    Well, where to begin.
    1) The door being open to a Bourn return doesn’t mean the Braves would actually seek it or offer the $13.3M he turned down. His uninjured
    .225/.325/.311 second half is part of the reason no one has jumped out
    there and given up the draft pick.

    2) If Bourn returns it will be on a one year pillow deal. He has as much chance of being the face of the Braves as I do. Prado, Freeman, Heyward and McCann are all in front of him.
    3) Bourn doesn’t think he has all the money he will ever need. Players hire Boras to get rich; rich begins with career earning over $100M. If he wanted a good contract he’d have taken a 3 @ 15 deal but he wants a BIG contract so any return to ATL is a pillow deal and a repeat walk year.
    4) Bourn is a better center fielder than Upton playing him in left is playing him out of position. His speed hasn’t gone yet and until it does he’s a CF for any team in their right mind.
    5) Our pitching staff is very good but I wouldn’t use the word dominant. The Nats, Giants, Dodgers Reds and Phillies have at least one and most would say two true ACEs on at the top. Medlen may become one this year but the staff going into spring lacks a true ACE. Besides while defensively

    6)Bourn does make the Braves outfield the best in the league it was the best defensive outfield last year with Prado in left. Chipper’s tutelage of Francisco last year improved his play at third significantly so I’m not positive there’s a huge advantage in having Prado at third instead. Bourn comes down to a question of ROI. If you believe the second half of last year was a fluke -he’s not going to repeat that vanishing act at the plate – and that you can get him at a good price in a pillow deal, he provides a superb leadoff man option.
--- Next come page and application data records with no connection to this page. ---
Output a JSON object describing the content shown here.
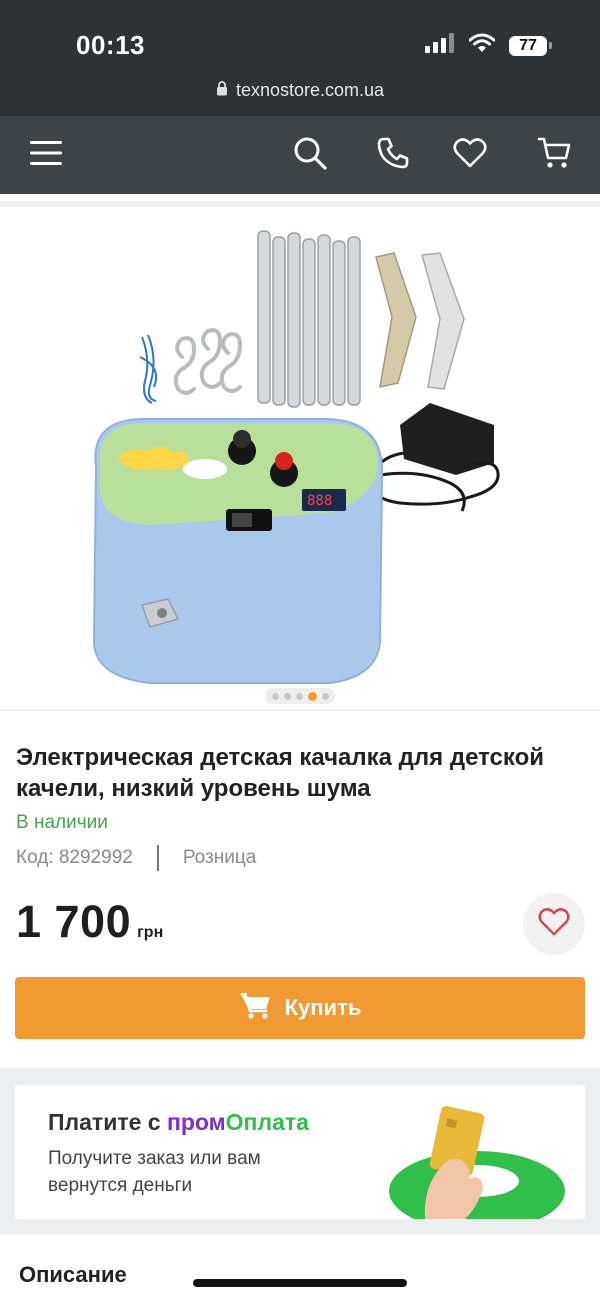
{
  "status_bar": {
    "time": "00:13",
    "battery": "77",
    "url": "texnostore.com.ua"
  },
  "nav": {
    "icons": [
      "menu-icon",
      "search-icon",
      "phone-icon",
      "heart-icon",
      "cart-icon"
    ]
  },
  "gallery": {
    "slide_count": 5,
    "active_slide": 4
  },
  "product": {
    "title": "Электрическая детская качалка для детской качели, низкий уровень шума",
    "stock": "В наличии",
    "code": "Код: 8292992",
    "price_type": "Розница",
    "price": "1 700",
    "currency": "грн",
    "buy_label": "Купить"
  },
  "promo": {
    "prefix": "Платите с ",
    "brand_a": "пром",
    "brand_b": "Оплата",
    "subtitle": "Получите заказ или вам вернутся деньги"
  },
  "description": {
    "title": "Описание"
  },
  "colors": {
    "accent": "#f19a33",
    "stock_green": "#4aa24a",
    "header": "#2e3235",
    "nav": "#3d4347",
    "favorite_red": "#d9434e"
  }
}
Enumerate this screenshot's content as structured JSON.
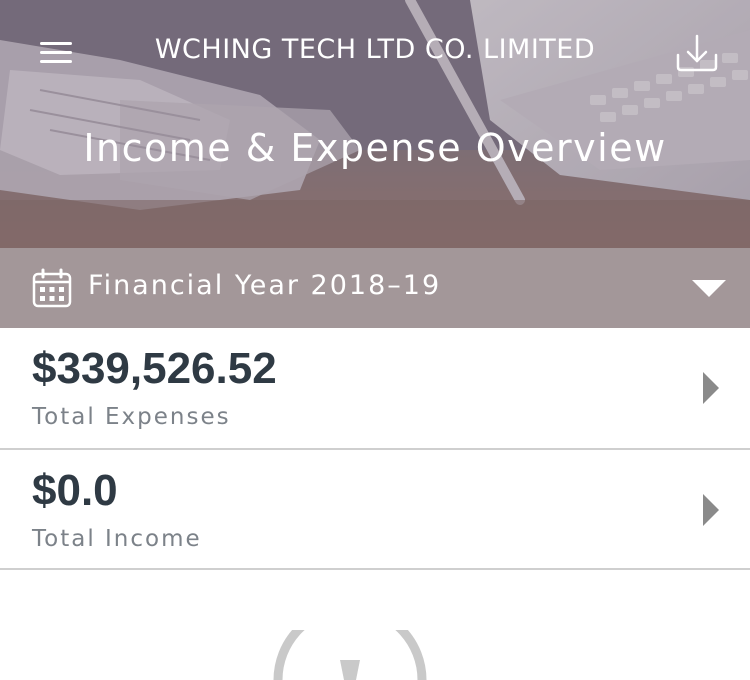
{
  "header": {
    "app_title": "WCHING TECH LTD CO. LIMITED",
    "page_title": "Income & Expense Overview",
    "menu_icon": "hamburger-menu-icon",
    "download_icon": "download-icon"
  },
  "period_selector": {
    "label": "Financial Year 2018–19",
    "icon": "calendar-icon",
    "dropdown_icon": "triangle-down-icon"
  },
  "summary": {
    "expenses": {
      "amount": "$339,526.52",
      "label": "Total Expenses"
    },
    "income": {
      "amount": "$0.0",
      "label": "Total Income"
    }
  },
  "colors": {
    "period_bar": "#a39799",
    "amount_text": "#2f3a44",
    "label_text": "#7c8289",
    "chevron": "#8a8a8a",
    "divider": "#cfcfcf"
  }
}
    I don’t see a $13M upgrade in Bourn and I doubt Wren does either – not saying he wouldn’t do it for one year. It appears from interviews he has little more than $10M left in the kitty. Using all of it on anything but a superstar like the younger Upton would leave us about broke at the deadline should a need arise. The qualifying offer was designed to get the draft pick compensation but in a budget like Atlanta’s the ROI needs to be there particularly after the B J Upton overpay. Prado gets on base as well or better and while he doesn’t steal bases Bourn didn’t exactly terrorize the league last year either. Simmons may well prove to be a top of the order bat in any event and he has the speed to steal enough to be a threat.

  • dawgy

    Please sign bourne, but pleeeeaaasssseee get costanza to the majors and KEEP HIM!!!!!!!!!!!! Dude is .360 in winter ball, and you all have seen him play the last 2 years. Can someone please explain the problem?

    • fireboss

      Chances of Bourn returning are slim to none and Slim left town. Winter ball is about AA ball sometimes lower but Constanza will get preference because he’s been good recently. Schafer will get a chance but probably has to be a lot better to stick. Braves may go with Prado and Francisco using Johnson against lefties. Constanza has no power makes him a luxury in the NL. I like Georgie I just don’t know if we can afford to carry a low production bench bat. bench hurt us last year and needs to be better. Gattis and Mejai may be options there.